**Records shown**
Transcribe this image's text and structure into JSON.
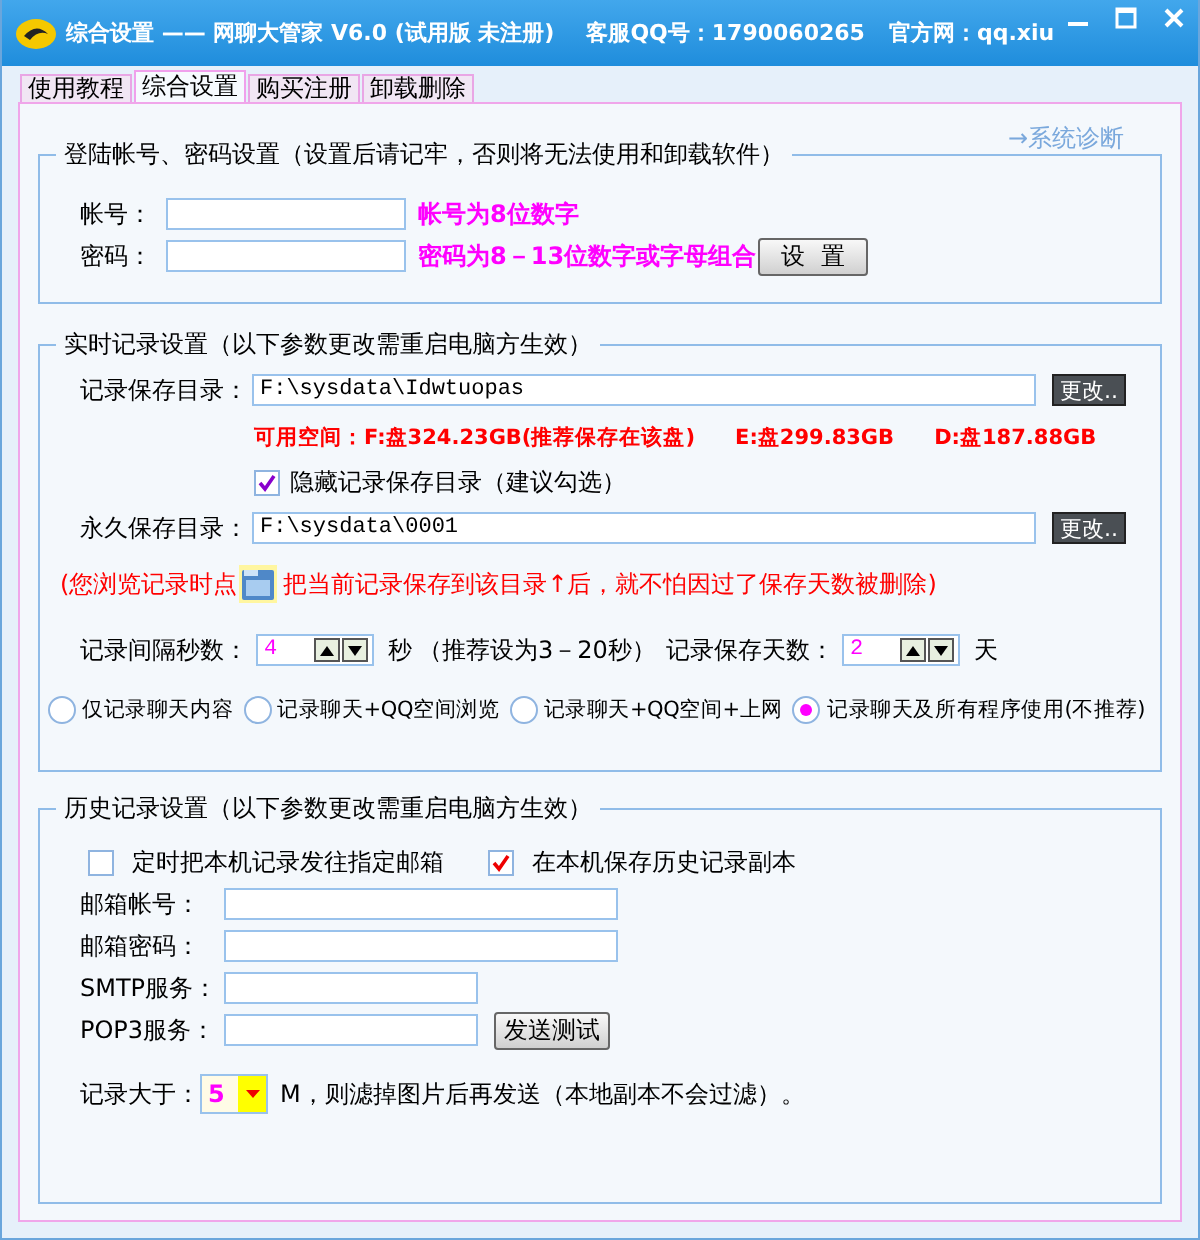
{
  "window": {
    "title": "综合设置 —— 网聊大管家 V6.0 (试用版 未注册)",
    "support": "客服QQ号：1790060265",
    "website": "官方网：qq.xiu"
  },
  "tabs": [
    {
      "label": "使用教程",
      "selected": false
    },
    {
      "label": "综合设置",
      "selected": true
    },
    {
      "label": "购买注册",
      "selected": false
    },
    {
      "label": "卸载删除",
      "selected": false
    }
  ],
  "diagnose_link": "→系统诊断",
  "login": {
    "legend": "登陆帐号、密码设置（设置后请记牢，否则将无法使用和卸载软件）",
    "fields": [
      {
        "label": "帐号：",
        "hint": "帐号为8位数字"
      },
      {
        "label": "密码：",
        "hint": "密码为8－13位数字或字母组合"
      }
    ],
    "button": "设  置"
  },
  "realtime": {
    "legend": "实时记录设置（以下参数更改需重启电脑方生效）",
    "save_dir": {
      "label": "记录保存目录：",
      "value": "F:\\sysdata\\Idwtuopas",
      "button": "更改.."
    },
    "space": [
      "可用空间：F:盘324.23GB(推荐保存在该盘)",
      "E:盘299.83GB",
      "D:盘187.88GB"
    ],
    "hide_dir": {
      "label": "隐藏记录保存目录（建议勾选）",
      "checked": true
    },
    "permanent_dir": {
      "label": "永久保存目录：",
      "value": "F:\\sysdata\\0001",
      "button": "更改.."
    },
    "note_before": "(您浏览记录时点",
    "note_after": "把当前记录保存到该目录↑后，就不怕因过了保存天数被删除)",
    "interval": {
      "label": "记录间隔秒数：",
      "value": "4",
      "unit": "秒",
      "hint": "（推荐设为3－20秒）"
    },
    "days": {
      "label": "记录保存天数：",
      "value": "2",
      "unit": "天"
    },
    "modes": [
      {
        "label": "仅记录聊天内容",
        "selected": false
      },
      {
        "label": "记录聊天+QQ空间浏览",
        "selected": false
      },
      {
        "label": "记录聊天+QQ空间+上网",
        "selected": false
      },
      {
        "label": "记录聊天及所有程序使用(不推荐)",
        "selected": true
      }
    ]
  },
  "history": {
    "legend": "历史记录设置（以下参数更改需重启电脑方生效）",
    "options": [
      {
        "label": "定时把本机记录发往指定邮箱",
        "checked": false
      },
      {
        "label": "在本机保存历史记录副本",
        "checked": true
      }
    ],
    "fields": [
      {
        "label": "邮箱帐号：",
        "kind": "wide"
      },
      {
        "label": "邮箱密码：",
        "kind": "wide"
      },
      {
        "label": "SMTP服务：",
        "kind": "short"
      },
      {
        "label": "POP3服务：",
        "kind": "short"
      }
    ],
    "test_button": "发送测试",
    "size": {
      "label": "记录大于：",
      "value": "5",
      "after": "M，则滤掉图片后再发送（本地副本不会过滤）。"
    }
  }
}
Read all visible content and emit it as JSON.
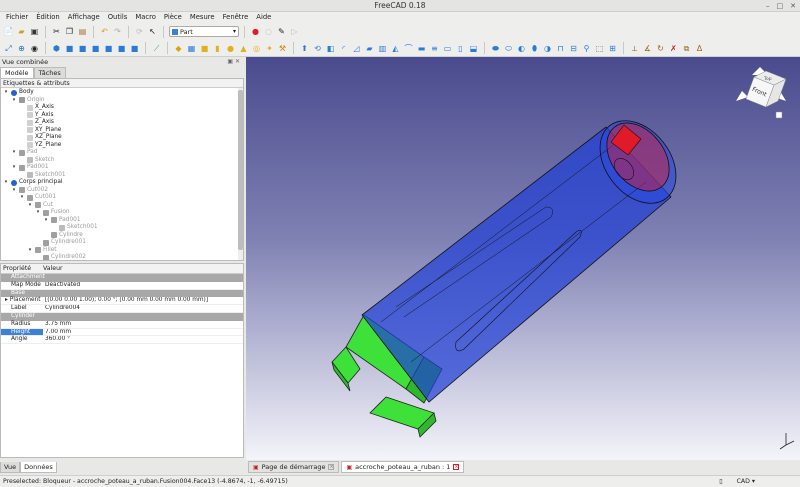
{
  "window": {
    "title": "FreeCAD 0.18"
  },
  "menu": [
    "Fichier",
    "Édition",
    "Affichage",
    "Outils",
    "Macro",
    "Pièce",
    "Mesure",
    "Fenêtre",
    "Aide"
  ],
  "toolbar": {
    "workbench": "Part"
  },
  "combo": {
    "title": "Vue combinée",
    "tabs": [
      "Modèle",
      "Tâches"
    ],
    "tree_header": "Etiquettes & attributs",
    "tree": [
      {
        "label": "Body",
        "depth": 1,
        "twisty": "▾",
        "grey": false,
        "icon": "body-icon"
      },
      {
        "label": "Origin",
        "depth": 2,
        "twisty": "▾",
        "grey": true,
        "icon": "origin-icon"
      },
      {
        "label": "X_Axis",
        "depth": 3,
        "twisty": "",
        "grey": false,
        "icon": "axis-icon"
      },
      {
        "label": "Y_Axis",
        "depth": 3,
        "twisty": "",
        "grey": false,
        "icon": "axis-icon"
      },
      {
        "label": "Z_Axis",
        "depth": 3,
        "twisty": "",
        "grey": false,
        "icon": "axis-icon"
      },
      {
        "label": "XY_Plane",
        "depth": 3,
        "twisty": "",
        "grey": false,
        "icon": "plane-icon"
      },
      {
        "label": "XZ_Plane",
        "depth": 3,
        "twisty": "",
        "grey": false,
        "icon": "plane-icon"
      },
      {
        "label": "YZ_Plane",
        "depth": 3,
        "twisty": "",
        "grey": false,
        "icon": "plane-icon"
      },
      {
        "label": "Pad",
        "depth": 2,
        "twisty": "▾",
        "grey": true,
        "icon": "pad-icon"
      },
      {
        "label": "Sketch",
        "depth": 3,
        "twisty": "",
        "grey": true,
        "icon": "sketch-icon"
      },
      {
        "label": "Pad001",
        "depth": 2,
        "twisty": "▾",
        "grey": true,
        "icon": "pad-icon"
      },
      {
        "label": "Sketch001",
        "depth": 3,
        "twisty": "",
        "grey": true,
        "icon": "sketch-icon"
      },
      {
        "label": "Corps principal",
        "depth": 1,
        "twisty": "▾",
        "grey": false,
        "icon": "body-icon"
      },
      {
        "label": "Cut002",
        "depth": 2,
        "twisty": "▾",
        "grey": true,
        "icon": "cut-icon"
      },
      {
        "label": "Cut001",
        "depth": 3,
        "twisty": "▾",
        "grey": true,
        "icon": "cut-icon"
      },
      {
        "label": "Cut",
        "depth": 4,
        "twisty": "▾",
        "grey": true,
        "icon": "cut-icon"
      },
      {
        "label": "Fusion",
        "depth": 5,
        "twisty": "▾",
        "grey": true,
        "icon": "fusion-icon"
      },
      {
        "label": "Pad001",
        "depth": 6,
        "twisty": "▾",
        "grey": true,
        "icon": "pad-icon"
      },
      {
        "label": "Sketch001",
        "depth": 7,
        "twisty": "",
        "grey": true,
        "icon": "sketch-icon"
      },
      {
        "label": "Cylindre",
        "depth": 6,
        "twisty": "",
        "grey": true,
        "icon": "cylinder-icon"
      },
      {
        "label": "Cylindre001",
        "depth": 5,
        "twisty": "",
        "grey": true,
        "icon": "cylinder-icon"
      },
      {
        "label": "Fillet",
        "depth": 4,
        "twisty": "▾",
        "grey": true,
        "icon": "fillet-icon"
      },
      {
        "label": "Cylindre002",
        "depth": 5,
        "twisty": "",
        "grey": true,
        "icon": "cylinder-icon"
      }
    ]
  },
  "properties": {
    "col_property": "Propriété",
    "col_value": "Valeur",
    "rows": [
      {
        "type": "group",
        "label": "Attachment"
      },
      {
        "type": "prop",
        "key": "Map Mode",
        "value": "Deactivated"
      },
      {
        "type": "group",
        "label": "Base"
      },
      {
        "type": "prop",
        "key": "Placement",
        "value": "[(0.00 0.00 1.00); 0.00 °; (0.00 mm  0.00 mm  0.00 mm)]",
        "expander": "▸"
      },
      {
        "type": "prop",
        "key": "Label",
        "value": "Cylindre004"
      },
      {
        "type": "group",
        "label": "Cylinder"
      },
      {
        "type": "prop",
        "key": "Radius",
        "value": "3.75 mm"
      },
      {
        "type": "prop",
        "key": "Height",
        "value": "7.00 mm",
        "selected": true
      },
      {
        "type": "prop",
        "key": "Angle",
        "value": "360.00 °"
      }
    ],
    "tabs": [
      "Vue",
      "Données"
    ]
  },
  "navcube": {
    "face": "Front",
    "top": "Top"
  },
  "doc_tabs": [
    {
      "label": "Page de démarrage",
      "active": false
    },
    {
      "label": "accroche_poteau_a_ruban : 1",
      "active": true
    }
  ],
  "status": {
    "message": "Preselected: Bloqueur - accroche_poteau_a_ruban.Fusion004.Face13 (-4.8674, -1, -6.49715)",
    "nav_style": "CAD"
  },
  "colors": {
    "blue_body": "#1f3fd6",
    "green": "#3ee03a",
    "red": "#e11a2a",
    "accent": "#3d80d8"
  }
}
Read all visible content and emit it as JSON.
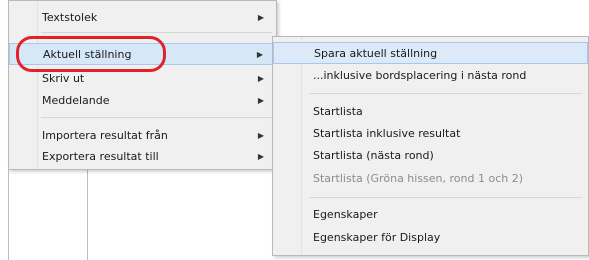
{
  "left_menu": {
    "items": [
      {
        "label": "Textstolek",
        "arrow": "▶"
      },
      {
        "label": "Aktuell ställning",
        "arrow": "▶"
      },
      {
        "label": "Skriv ut",
        "arrow": "▶"
      },
      {
        "label": "Meddelande",
        "arrow": "▶"
      },
      {
        "label": "Importera resultat från",
        "arrow": "▶"
      },
      {
        "label": "Exportera resultat till",
        "arrow": "▶"
      }
    ]
  },
  "submenu": {
    "items": [
      {
        "label": "Spara aktuell ställning"
      },
      {
        "label": "...inklusive bordsplacering i nästa rond"
      },
      {
        "label": "Startlista"
      },
      {
        "label": "Startlista inklusive resultat"
      },
      {
        "label": "Startlista (nästa rond)"
      },
      {
        "label": "Startlista (Gröna hissen, rond 1 och 2)"
      },
      {
        "label": "Egenskaper"
      },
      {
        "label": "Egenskaper för Display"
      }
    ]
  },
  "colors": {
    "highlight": "#d6e7f8",
    "annotation": "#e0232b",
    "disabled_text": "#8c8c8c"
  }
}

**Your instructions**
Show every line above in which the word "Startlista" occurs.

**Reply**
        "label": "Startlista"
        "label": "Startlista inklusive resultat"
        "label": "Startlista (nästa rond)"
        "label": "Startlista (Gröna hissen, rond 1 och 2)"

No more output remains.